# Task directions:
Find each line below containing the word "https" and copy it.

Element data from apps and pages
☆ ☆ ☆

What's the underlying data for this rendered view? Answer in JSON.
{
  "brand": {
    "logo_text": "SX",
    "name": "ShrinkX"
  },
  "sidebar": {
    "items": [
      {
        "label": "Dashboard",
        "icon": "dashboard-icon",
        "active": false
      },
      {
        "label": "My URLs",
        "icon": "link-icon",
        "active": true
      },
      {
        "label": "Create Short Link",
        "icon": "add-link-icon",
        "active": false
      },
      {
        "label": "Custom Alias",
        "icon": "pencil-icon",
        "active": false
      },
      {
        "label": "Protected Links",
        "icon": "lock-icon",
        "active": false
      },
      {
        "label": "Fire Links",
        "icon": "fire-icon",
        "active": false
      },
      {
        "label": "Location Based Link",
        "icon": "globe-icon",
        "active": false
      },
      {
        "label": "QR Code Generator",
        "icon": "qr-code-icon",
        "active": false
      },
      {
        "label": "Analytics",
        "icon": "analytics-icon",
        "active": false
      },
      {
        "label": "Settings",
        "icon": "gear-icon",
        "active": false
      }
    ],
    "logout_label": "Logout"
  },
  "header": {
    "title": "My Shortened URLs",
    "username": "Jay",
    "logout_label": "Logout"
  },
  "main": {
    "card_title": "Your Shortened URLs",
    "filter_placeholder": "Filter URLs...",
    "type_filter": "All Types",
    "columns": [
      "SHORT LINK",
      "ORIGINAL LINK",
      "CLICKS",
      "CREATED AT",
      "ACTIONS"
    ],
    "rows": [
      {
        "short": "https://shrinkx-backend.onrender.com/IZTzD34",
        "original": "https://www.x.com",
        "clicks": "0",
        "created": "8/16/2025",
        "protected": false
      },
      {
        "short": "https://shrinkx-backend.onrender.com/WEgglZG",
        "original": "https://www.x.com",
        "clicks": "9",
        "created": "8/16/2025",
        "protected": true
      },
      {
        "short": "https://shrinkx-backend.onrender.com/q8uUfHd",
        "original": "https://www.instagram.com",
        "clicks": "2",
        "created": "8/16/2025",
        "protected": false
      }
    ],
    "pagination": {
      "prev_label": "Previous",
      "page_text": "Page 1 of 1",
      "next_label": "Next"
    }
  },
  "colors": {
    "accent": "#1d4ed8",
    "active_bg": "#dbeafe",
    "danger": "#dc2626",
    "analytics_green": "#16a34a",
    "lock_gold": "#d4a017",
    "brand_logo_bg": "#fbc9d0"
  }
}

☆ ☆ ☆

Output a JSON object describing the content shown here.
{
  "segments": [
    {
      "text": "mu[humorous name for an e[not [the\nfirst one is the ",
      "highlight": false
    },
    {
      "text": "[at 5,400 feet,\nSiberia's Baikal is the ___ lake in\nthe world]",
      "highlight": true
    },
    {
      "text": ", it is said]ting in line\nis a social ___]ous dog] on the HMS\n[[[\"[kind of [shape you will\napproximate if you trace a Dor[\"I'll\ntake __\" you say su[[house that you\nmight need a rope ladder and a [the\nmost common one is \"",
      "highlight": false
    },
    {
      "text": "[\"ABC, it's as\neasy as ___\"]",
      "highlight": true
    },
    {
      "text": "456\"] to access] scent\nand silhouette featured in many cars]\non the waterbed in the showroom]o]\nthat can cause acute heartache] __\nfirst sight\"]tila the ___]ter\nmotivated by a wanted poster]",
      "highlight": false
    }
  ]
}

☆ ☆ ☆

# Solution:
        "short": "https://shrinkx-backend.onrender.com/IZTzD34",
        "original": "https://www.x.com",
        "short": "https://shrinkx-backend.onrender.com/WEgglZG",
        "original": "https://www.x.com",
        "short": "https://shrinkx-backend.onrender.com/q8uUfHd",
        "original": "https://www.instagram.com",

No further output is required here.